In the copy, include no pictures. Reproduce the rest of the entries exactly.

#### [Data about app and page elements]
======
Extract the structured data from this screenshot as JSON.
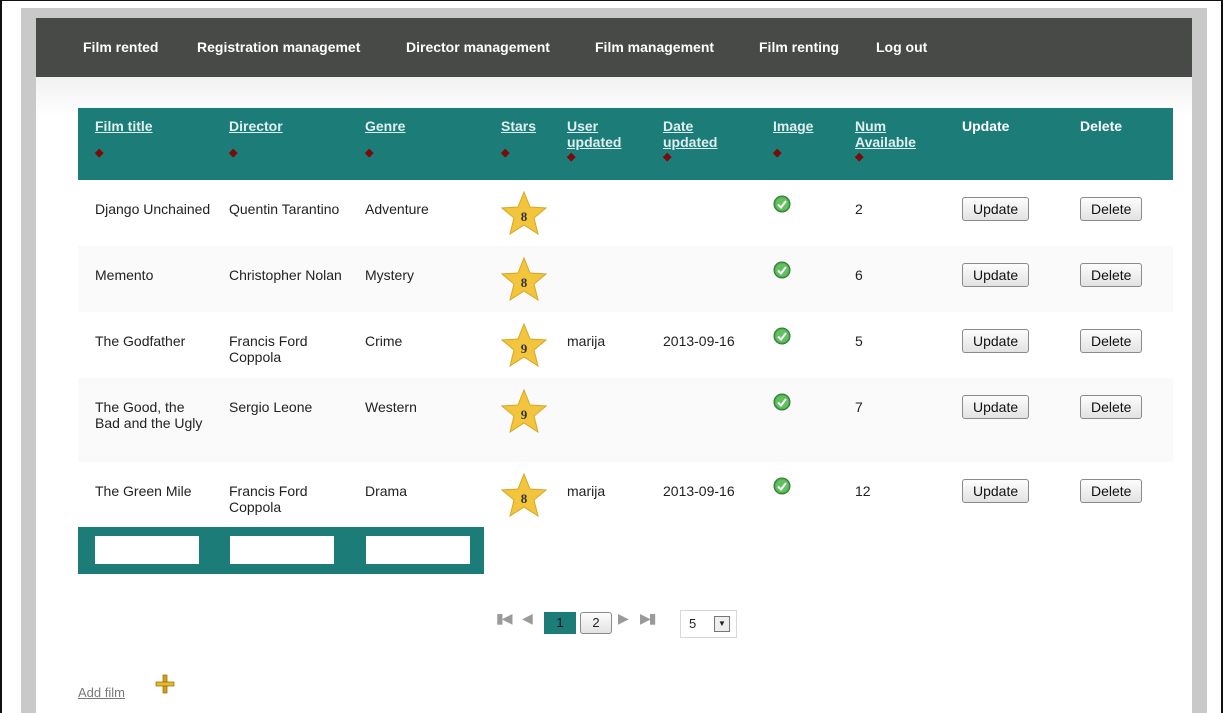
{
  "nav": {
    "items": [
      {
        "label": "Film rented"
      },
      {
        "label": "Registration managemet"
      },
      {
        "label": "Director management"
      },
      {
        "label": "Film management"
      },
      {
        "label": "Film renting"
      },
      {
        "label": "Log out"
      }
    ]
  },
  "table": {
    "headers": {
      "film_title": "Film title",
      "director": "Director",
      "genre": "Genre",
      "stars": "Stars",
      "user_updated": "User updated",
      "date_updated": "Date updated",
      "image": "Image",
      "num_available": "Num Available",
      "update": "Update",
      "delete": "Delete"
    },
    "sort_icon": "sort-arrows-icon",
    "rows": [
      {
        "title": "Django Unchained",
        "director": "Quentin Tarantino",
        "genre": "Adventure",
        "stars": "8",
        "user": "",
        "date": "",
        "image": "check-icon",
        "num": "2"
      },
      {
        "title": "Memento",
        "director": "Christopher Nolan",
        "genre": "Mystery",
        "stars": "8",
        "user": "",
        "date": "",
        "image": "check-icon",
        "num": "6"
      },
      {
        "title": "The Godfather",
        "director": "Francis Ford Coppola",
        "genre": "Crime",
        "stars": "9",
        "user": "marija",
        "date": "2013-09-16",
        "image": "check-icon",
        "num": "5"
      },
      {
        "title": "The Good, the Bad and the Ugly",
        "director": "Sergio Leone",
        "genre": "Western",
        "stars": "9",
        "user": "",
        "date": "",
        "image": "check-icon",
        "num": "7"
      },
      {
        "title": "The Green Mile",
        "director": "Francis Ford Coppola",
        "genre": "Drama",
        "stars": "8",
        "user": "marija",
        "date": "2013-09-16",
        "image": "check-icon",
        "num": "12"
      }
    ],
    "update_button": "Update",
    "delete_button": "Delete",
    "filters": {
      "title": "",
      "director": "",
      "genre": ""
    }
  },
  "pager": {
    "pages": [
      "1",
      "2"
    ],
    "current_page": "1",
    "per_page": "5"
  },
  "add_film": "Add film",
  "colors": {
    "nav_bg": "#484a48",
    "table_header": "#1c7d78",
    "star": "#f2c53c"
  }
}
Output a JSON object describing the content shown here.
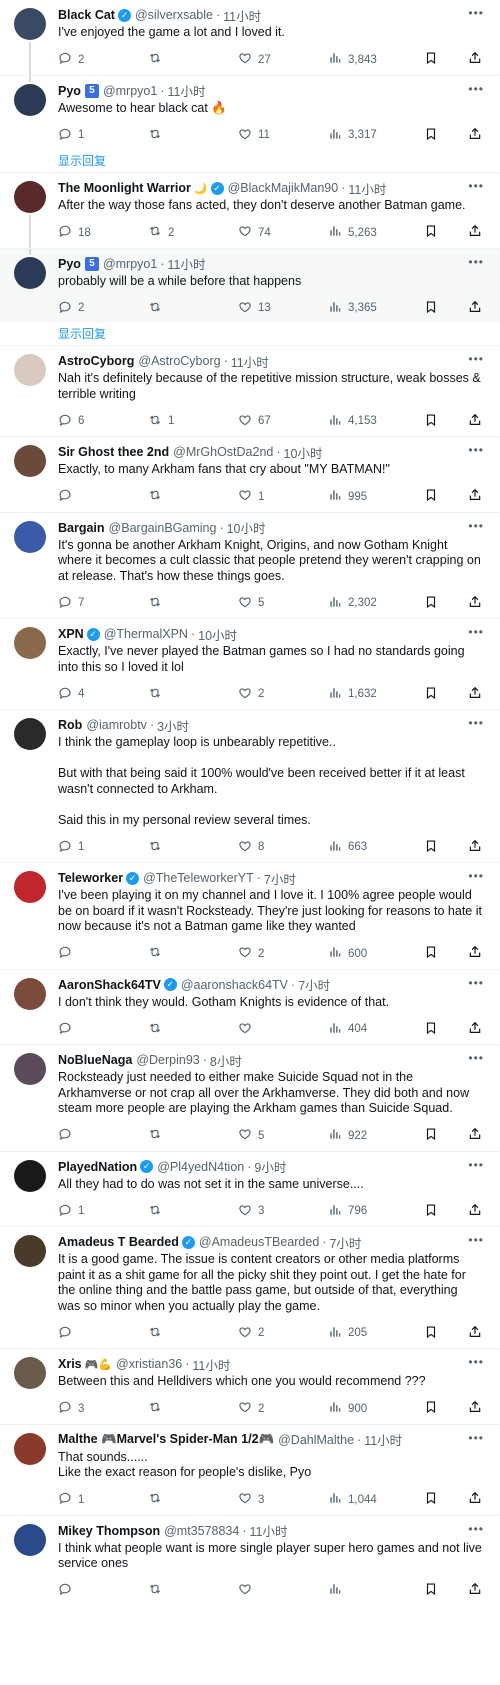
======
#### [Your solution]
Extract the structured data from this screenshot as JSON.
{
  "nav": {
    "items": [
      {
        "label": "Film rented"
      },
      {
        "label": "Registration managemet"
      },
      {
        "label": "Director management"
      },
      {
        "label": "Film management"
      },
      {
        "label": "Film renting"
      },
      {
        "label": "Log out"
      }
    ]
  },
  "table": {
    "headers": {
      "film_title": "Film title",
      "director": "Director",
      "genre": "Genre",
      "stars": "Stars",
      "user_updated": "User updated",
      "date_updated": "Date updated",
      "image": "Image",
      "num_available": "Num Available",
      "update": "Update",
      "delete": "Delete"
    },
    "sort_icon": "sort-arrows-icon",
    "rows": [
      {
        "title": "Django Unchained",
        "director": "Quentin Tarantino",
        "genre": "Adventure",
        "stars": "8",
        "user": "",
        "date": "",
        "image": "check-icon",
        "num": "2"
      },
      {
        "title": "Memento",
        "director": "Christopher Nolan",
        "genre": "Mystery",
        "stars": "8",
        "user": "",
        "date": "",
        "image": "check-icon",
        "num": "6"
      },
      {
        "title": "The Godfather",
        "director": "Francis Ford Coppola",
        "genre": "Crime",
        "stars": "9",
        "user": "marija",
        "date": "2013-09-16",
        "image": "check-icon",
        "num": "5"
      },
      {
        "title": "The Good, the Bad and the Ugly",
        "director": "Sergio Leone",
        "genre": "Western",
        "stars": "9",
        "user": "",
        "date": "",
        "image": "check-icon",
        "num": "7"
      },
      {
        "title": "The Green Mile",
        "director": "Francis Ford Coppola",
        "genre": "Drama",
        "stars": "8",
        "user": "marija",
        "date": "2013-09-16",
        "image": "check-icon",
        "num": "12"
      }
    ],
    "update_button": "Update",
    "delete_button": "Delete",
    "filters": {
      "title": "",
      "director": "",
      "genre": ""
    }
  },
  "pager": {
    "pages": [
      "1",
      "2"
    ],
    "current_page": "1",
    "per_page": "5"
  },
  "add_film": "Add film",
  "colors": {
    "nav_bg": "#484a48",
    "table_header": "#1c7d78",
    "star": "#f2c53c"
  }
}
Output a JSON object describing the content shown here.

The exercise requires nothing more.